Top of Task inputs
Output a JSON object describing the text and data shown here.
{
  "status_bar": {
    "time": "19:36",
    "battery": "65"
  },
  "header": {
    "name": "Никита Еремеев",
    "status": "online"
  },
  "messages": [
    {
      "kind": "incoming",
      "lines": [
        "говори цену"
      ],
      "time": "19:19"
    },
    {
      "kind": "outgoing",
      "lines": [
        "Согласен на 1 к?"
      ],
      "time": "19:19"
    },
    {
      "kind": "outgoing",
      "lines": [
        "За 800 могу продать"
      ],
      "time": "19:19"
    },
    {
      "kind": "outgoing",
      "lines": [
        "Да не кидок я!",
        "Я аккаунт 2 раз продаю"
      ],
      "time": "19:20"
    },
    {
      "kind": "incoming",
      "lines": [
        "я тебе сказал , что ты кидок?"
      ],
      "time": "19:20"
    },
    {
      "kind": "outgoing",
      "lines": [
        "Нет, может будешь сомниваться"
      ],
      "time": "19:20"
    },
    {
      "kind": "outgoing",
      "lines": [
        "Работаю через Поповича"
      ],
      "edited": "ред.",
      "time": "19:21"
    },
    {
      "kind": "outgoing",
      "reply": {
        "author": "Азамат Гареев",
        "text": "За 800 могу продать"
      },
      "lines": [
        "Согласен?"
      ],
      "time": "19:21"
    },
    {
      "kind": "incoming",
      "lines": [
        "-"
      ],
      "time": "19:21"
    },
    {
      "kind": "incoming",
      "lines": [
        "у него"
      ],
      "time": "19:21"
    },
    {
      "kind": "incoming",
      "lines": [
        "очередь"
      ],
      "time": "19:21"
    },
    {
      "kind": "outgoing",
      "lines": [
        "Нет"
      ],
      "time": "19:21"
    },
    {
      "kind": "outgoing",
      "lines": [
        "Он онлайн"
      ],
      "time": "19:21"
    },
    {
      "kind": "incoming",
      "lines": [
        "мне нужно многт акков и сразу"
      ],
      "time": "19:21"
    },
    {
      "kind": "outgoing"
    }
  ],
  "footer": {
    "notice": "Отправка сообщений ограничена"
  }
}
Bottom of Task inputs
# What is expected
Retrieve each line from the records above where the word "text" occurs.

# Response
Output a JSON object describing the text and data shown here.
        "text": "За 800 могу продать"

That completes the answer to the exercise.